A video shows young people chanting “foreigners out” while partying on Sylt. The operator of the restaurant strongly condemns the Nazi slogans – and is confronted with hate messages.

At first glance, the scene looks like a typical party: around 300 people party into the evening in the best weather. The DJ plays the classic “L’Amour toujours” and the guests in the “Pony” on Kampen roar along. “Döp, Döp, Döp”. Flying over it, nothing points to the moment the Republic is currently talking about. It looks like a hidden object picture.

Then Tom Kinder zooms into the image – again, and again. The pixels can almost be counted, but this moment is clearly visible. A group stands on the club’s balustrade, a young man forms a Hitler beard with two fingers and rocks his outstretched right arm. Kinder still can’t believe it. “We just didn’t notice,” said the company’s co-operator in an interview with FOCUS online. In the panoramic video that he shows on his cell phone, the shouts of “foreigners out” to the rhythm of the song cannot be heard. In the clip, this is completely lost in the hammering of the music and the “Döp, Dö, Dö, Döp” of the crowd. Kinder knows from experience that some guests like to chant “Hamburger boys” to this.

“We are a cosmopolitan store,” emphasizes Kinder. There are people with a migration background both in management and in the workforce. At the 61st anniversary celebration of the “Pony,” they drank champagne with the punks. “That was really good,” says Kinder, remembering a sociable, diverse group. Everyone is welcome here. “We have a good relationship and no selection at the door,” he continues and shows a clear stance: “Nazi slogans are not welcome here!”

And yet this scene is now online, which has even brought Federal Chancellor Olaf Scholz, Interior Minister Nancy Faeser and other federal politicians onto the scene. The DJ reported to him completely distraught, and employees also blamed themselves for not listening better – after almost eleven hours of work with loud music, according to Kinder. He vehemently protects them all. Even his best friend, who was active in Antifa and was present at the party, didn’t notice. “He would have been the first to go up there,” says the club operator, referring to the group’s elevated position. The panoramic video shows how no one around the group reacts.

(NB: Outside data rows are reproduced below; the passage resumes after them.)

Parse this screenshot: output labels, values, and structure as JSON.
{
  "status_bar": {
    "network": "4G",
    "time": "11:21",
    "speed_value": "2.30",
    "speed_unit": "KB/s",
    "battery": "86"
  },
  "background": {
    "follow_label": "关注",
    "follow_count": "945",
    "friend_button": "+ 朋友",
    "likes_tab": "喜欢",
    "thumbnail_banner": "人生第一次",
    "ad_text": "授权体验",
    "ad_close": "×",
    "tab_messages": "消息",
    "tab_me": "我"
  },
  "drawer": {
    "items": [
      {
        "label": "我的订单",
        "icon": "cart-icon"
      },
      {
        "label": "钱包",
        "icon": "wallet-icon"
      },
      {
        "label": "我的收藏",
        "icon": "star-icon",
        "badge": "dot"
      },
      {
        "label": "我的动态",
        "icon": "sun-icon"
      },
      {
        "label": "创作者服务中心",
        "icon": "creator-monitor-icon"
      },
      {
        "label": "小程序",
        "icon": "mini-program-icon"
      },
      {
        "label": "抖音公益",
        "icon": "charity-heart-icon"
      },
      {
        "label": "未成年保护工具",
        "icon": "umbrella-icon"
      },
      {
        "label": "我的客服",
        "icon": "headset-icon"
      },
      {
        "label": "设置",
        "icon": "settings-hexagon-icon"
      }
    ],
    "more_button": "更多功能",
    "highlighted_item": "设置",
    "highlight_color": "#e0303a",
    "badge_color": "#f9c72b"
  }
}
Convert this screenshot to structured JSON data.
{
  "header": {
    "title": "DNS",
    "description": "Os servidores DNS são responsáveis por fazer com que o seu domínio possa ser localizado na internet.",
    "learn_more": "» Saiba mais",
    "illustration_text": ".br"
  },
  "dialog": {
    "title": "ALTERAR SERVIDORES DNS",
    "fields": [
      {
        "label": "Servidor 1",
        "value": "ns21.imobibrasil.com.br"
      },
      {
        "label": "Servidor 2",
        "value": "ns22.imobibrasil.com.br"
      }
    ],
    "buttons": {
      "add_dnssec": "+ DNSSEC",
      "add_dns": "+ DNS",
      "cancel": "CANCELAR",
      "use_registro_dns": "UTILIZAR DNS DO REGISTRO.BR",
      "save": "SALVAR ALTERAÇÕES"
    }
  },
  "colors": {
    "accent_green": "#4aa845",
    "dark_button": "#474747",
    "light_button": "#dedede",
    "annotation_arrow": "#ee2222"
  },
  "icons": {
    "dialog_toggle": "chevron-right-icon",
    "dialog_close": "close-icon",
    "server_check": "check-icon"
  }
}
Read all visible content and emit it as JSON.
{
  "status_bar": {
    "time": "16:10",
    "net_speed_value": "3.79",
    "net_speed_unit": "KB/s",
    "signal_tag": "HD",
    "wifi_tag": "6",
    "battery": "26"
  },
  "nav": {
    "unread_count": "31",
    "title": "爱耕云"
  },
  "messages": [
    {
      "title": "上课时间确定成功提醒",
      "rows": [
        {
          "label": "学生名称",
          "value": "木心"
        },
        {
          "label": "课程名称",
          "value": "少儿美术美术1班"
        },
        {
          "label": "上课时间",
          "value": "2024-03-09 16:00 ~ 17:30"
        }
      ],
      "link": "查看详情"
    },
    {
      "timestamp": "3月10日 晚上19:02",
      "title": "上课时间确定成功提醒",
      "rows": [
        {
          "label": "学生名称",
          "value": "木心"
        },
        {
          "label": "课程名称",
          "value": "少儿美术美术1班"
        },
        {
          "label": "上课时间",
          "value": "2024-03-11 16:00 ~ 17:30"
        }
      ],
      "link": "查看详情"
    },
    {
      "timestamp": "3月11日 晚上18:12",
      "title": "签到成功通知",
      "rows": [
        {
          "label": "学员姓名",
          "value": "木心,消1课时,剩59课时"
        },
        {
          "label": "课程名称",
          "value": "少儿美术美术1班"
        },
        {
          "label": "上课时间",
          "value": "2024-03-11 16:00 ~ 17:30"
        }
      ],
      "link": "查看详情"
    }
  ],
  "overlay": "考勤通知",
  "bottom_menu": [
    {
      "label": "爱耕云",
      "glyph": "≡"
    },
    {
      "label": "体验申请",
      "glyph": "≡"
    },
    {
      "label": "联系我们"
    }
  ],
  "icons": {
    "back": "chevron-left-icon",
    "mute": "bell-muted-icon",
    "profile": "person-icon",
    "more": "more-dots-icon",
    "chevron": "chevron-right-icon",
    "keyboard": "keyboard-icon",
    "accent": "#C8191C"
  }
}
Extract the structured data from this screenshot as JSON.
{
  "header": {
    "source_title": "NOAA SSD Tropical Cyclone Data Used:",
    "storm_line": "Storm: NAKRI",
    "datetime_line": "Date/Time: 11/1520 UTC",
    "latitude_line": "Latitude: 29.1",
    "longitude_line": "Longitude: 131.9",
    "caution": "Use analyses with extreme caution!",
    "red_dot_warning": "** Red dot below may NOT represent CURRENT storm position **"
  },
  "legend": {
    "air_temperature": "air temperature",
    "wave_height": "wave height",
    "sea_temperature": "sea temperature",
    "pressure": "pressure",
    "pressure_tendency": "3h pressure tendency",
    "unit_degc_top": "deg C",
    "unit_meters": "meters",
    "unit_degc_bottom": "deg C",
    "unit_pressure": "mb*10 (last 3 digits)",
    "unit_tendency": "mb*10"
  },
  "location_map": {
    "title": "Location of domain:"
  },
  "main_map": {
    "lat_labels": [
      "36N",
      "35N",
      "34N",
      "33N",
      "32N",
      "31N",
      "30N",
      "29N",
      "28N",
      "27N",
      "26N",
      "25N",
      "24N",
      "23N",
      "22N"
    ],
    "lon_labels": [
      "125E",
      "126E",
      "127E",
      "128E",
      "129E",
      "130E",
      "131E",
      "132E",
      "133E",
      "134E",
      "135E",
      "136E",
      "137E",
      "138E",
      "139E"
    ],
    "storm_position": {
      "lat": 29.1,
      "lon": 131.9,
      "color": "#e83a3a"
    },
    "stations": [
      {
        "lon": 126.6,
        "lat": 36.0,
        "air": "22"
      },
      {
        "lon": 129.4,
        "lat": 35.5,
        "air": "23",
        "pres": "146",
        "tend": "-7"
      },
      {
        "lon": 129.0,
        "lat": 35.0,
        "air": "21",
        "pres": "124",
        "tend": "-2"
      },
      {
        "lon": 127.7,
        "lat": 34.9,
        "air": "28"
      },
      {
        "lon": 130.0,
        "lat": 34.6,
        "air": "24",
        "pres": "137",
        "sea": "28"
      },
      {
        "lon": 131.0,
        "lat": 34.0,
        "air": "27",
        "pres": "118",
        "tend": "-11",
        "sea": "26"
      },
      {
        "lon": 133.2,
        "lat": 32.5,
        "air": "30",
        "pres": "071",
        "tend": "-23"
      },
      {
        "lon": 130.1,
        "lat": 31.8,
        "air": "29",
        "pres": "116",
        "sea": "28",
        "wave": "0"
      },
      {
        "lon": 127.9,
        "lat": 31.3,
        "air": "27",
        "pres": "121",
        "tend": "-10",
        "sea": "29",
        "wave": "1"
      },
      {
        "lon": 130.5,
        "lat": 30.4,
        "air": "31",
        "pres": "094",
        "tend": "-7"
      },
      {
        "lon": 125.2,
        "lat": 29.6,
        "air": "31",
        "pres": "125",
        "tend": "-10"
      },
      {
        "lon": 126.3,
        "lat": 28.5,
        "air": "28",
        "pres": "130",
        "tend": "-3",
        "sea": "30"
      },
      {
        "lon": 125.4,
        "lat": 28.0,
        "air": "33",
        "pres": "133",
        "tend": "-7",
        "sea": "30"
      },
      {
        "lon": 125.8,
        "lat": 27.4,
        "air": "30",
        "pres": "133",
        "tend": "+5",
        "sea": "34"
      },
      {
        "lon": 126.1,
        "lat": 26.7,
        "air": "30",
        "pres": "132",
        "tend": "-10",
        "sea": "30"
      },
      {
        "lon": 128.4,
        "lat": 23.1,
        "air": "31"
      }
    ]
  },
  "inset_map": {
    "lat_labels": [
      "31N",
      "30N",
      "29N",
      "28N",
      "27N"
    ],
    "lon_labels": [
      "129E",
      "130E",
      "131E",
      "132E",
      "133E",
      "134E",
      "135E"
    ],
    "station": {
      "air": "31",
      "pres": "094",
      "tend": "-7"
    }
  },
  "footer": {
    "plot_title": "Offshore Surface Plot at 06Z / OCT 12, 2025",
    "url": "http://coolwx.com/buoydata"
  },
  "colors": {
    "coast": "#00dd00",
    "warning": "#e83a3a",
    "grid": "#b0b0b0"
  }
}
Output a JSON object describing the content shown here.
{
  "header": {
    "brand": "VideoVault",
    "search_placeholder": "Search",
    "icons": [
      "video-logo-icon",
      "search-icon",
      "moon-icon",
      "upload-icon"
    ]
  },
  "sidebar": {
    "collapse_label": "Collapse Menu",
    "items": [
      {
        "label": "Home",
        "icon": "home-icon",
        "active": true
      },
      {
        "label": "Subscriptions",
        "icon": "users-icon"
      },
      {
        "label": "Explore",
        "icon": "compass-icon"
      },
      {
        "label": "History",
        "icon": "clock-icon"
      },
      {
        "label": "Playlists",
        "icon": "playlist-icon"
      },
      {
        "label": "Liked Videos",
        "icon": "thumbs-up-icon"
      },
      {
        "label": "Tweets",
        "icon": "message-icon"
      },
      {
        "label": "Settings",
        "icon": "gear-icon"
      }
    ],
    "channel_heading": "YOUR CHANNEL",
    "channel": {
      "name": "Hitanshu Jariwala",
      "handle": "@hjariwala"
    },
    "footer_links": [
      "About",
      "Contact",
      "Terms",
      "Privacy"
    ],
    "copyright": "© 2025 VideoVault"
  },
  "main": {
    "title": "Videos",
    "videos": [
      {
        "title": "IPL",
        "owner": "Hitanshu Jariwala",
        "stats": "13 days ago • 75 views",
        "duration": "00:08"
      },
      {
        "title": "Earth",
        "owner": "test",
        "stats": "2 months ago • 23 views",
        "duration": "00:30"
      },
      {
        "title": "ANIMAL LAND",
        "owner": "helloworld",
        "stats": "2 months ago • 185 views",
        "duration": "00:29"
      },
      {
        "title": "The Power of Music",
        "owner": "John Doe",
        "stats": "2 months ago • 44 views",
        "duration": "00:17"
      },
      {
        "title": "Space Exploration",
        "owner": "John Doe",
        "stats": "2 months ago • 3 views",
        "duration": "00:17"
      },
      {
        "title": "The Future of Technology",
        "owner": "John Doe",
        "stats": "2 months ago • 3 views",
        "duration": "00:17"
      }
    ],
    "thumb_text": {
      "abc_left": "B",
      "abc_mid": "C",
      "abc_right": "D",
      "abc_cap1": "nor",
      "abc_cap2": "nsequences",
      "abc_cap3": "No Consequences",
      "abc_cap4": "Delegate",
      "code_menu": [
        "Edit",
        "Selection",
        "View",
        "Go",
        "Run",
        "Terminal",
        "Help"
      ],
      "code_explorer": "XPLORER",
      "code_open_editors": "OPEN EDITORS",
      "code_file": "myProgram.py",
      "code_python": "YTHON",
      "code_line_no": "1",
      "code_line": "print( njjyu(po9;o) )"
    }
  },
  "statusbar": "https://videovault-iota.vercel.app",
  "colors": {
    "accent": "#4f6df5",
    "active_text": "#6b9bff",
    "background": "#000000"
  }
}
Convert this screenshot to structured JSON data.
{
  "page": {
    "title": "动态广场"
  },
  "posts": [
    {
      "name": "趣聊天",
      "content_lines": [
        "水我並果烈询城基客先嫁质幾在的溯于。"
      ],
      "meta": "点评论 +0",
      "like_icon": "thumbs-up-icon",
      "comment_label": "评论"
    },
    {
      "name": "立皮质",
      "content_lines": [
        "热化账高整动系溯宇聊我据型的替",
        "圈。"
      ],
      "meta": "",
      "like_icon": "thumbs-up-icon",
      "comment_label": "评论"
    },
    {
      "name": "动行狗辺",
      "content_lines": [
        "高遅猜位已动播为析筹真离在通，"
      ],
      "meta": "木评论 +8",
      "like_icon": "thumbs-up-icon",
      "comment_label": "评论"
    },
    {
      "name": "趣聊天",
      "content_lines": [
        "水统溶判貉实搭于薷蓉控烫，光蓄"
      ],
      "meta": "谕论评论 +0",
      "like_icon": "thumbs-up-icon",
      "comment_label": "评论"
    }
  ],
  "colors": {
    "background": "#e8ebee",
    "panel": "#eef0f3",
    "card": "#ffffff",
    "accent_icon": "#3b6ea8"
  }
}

These 15 seconds brought the “Pony” team not only the headlines but also various hate messages. “My real name is leaking,” says Kinder, shocked. That’s probably why he quickly gets involved in the conversation. However, he doesn’t want to be in the photo; he doesn’t want his face to be associated with it. The more than 5,000 messages are already bad enough: “I’m getting real threats.” That goes so far that he should be stoned. As if the clip wasn’t bad enough, completely different abysses open up here.

When Kinder looks at the panoramic video, he still wonders how they could have prevented the incident. “It could have happened anywhere,” he says resignedly. Now the team is doing its best to support the police and public prosecutor’s office. At least the reports are making it more known why the cult song is being misused by the right-wing. The club operators also considered getting involved in an anti-racist project – and doing something positive out of this catastrophe.

The nightclub team, however, receives a lot of solidarity from the surrounding businesses – at least those who are willing to talk about the incident. “We agree in the neighborhood: zero tolerance for racism,” explains Matthias from the Zimmer jewelry manufacturer. There are no two opinions: “Right-wing radical slogans are inexcusable.” Especially now, as the Basic Law is 75 years old, it must be protected and secured.

Christian from the restaurant Kaamp Meren occasionally goes drinking at “Pony”. He has never experienced right-wing slogans there or in Kampen. “If they had found out, they would have thrown the group out immediately,” he is certain. Such behavior is out of the question. With more than 100 nations on the island and the shortage of skilled workers in the catering industry, they couldn’t afford intolerance. People from Hungary, Afghanistan and Togo worked in Kaamp Meren. With such a crowd, the employees wouldn’t be able to keep an eye on everything, says Christian, defending the neighboring “pony” team. “These are three assholes who are ruining your reputation,” he fumes.